EXERCISE
Leave every entry as it is and write the data out in full.

RECORDS FOR THIS EXERCISE
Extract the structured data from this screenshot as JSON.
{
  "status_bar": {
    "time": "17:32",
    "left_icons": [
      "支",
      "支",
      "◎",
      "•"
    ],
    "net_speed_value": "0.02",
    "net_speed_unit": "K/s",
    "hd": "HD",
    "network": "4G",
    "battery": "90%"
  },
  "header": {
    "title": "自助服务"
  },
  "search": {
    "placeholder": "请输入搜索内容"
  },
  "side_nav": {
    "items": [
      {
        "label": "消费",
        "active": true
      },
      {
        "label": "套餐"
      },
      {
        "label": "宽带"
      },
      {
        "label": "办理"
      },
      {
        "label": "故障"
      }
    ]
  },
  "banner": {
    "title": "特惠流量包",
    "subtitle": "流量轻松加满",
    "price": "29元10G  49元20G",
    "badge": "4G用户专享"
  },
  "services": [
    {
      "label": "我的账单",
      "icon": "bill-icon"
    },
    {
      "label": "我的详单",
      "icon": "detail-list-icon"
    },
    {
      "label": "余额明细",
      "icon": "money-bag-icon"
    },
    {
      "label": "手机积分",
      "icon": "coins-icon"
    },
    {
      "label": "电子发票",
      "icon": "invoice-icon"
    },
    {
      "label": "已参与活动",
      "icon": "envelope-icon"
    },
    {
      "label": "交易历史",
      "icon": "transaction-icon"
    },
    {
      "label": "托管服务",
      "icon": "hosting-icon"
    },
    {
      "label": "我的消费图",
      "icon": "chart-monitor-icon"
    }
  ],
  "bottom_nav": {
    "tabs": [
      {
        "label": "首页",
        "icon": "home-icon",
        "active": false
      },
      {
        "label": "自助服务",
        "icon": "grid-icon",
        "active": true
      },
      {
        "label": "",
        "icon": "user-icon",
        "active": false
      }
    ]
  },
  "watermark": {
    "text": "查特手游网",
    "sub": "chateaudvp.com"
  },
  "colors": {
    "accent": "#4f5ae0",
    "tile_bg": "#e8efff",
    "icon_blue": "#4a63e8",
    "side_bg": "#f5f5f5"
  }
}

ANSWER FOR THE TASK
Extract the structured data from this screenshot as JSON.
{
  "status_bar": {
    "time": "17:32",
    "left_icons": [
      "支",
      "支",
      "◎",
      "•"
    ],
    "net_speed_value": "0.02",
    "net_speed_unit": "K/s",
    "hd": "HD",
    "network": "4G",
    "battery": "90%"
  },
  "header": {
    "title": "自助服务"
  },
  "search": {
    "placeholder": "请输入搜索内容"
  },
  "side_nav": {
    "items": [
      {
        "label": "消费",
        "active": true
      },
      {
        "label": "套餐"
      },
      {
        "label": "宽带"
      },
      {
        "label": "办理"
      },
      {
        "label": "故障"
      }
    ]
  },
  "banner": {
    "title": "特惠流量包",
    "subtitle": "流量轻松加满",
    "price": "29元10G  49元20G",
    "badge": "4G用户专享"
  },
  "services": [
    {
      "label": "我的账单",
      "icon": "bill-icon"
    },
    {
      "label": "我的详单",
      "icon": "detail-list-icon"
    },
    {
      "label": "余额明细",
      "icon": "money-bag-icon"
    },
    {
      "label": "手机积分",
      "icon": "coins-icon"
    },
    {
      "label": "电子发票",
      "icon": "invoice-icon"
    },
    {
      "label": "已参与活动",
      "icon": "envelope-icon"
    },
    {
      "label": "交易历史",
      "icon": "transaction-icon"
    },
    {
      "label": "托管服务",
      "icon": "hosting-icon"
    },
    {
      "label": "我的消费图",
      "icon": "chart-monitor-icon"
    }
  ],
  "bottom_nav": {
    "tabs": [
      {
        "label": "首页",
        "icon": "home-icon",
        "active": false
      },
      {
        "label": "自助服务",
        "icon": "grid-icon",
        "active": true
      },
      {
        "label": "",
        "icon": "user-icon",
        "active": false
      }
    ]
  },
  "watermark": {
    "text": "查特手游网",
    "sub": "chateaudvp.com"
  },
  "colors": {
    "accent": "#4f5ae0",
    "tile_bg": "#e8efff",
    "icon_blue": "#4a63e8",
    "side_bg": "#f5f5f5"
  }
}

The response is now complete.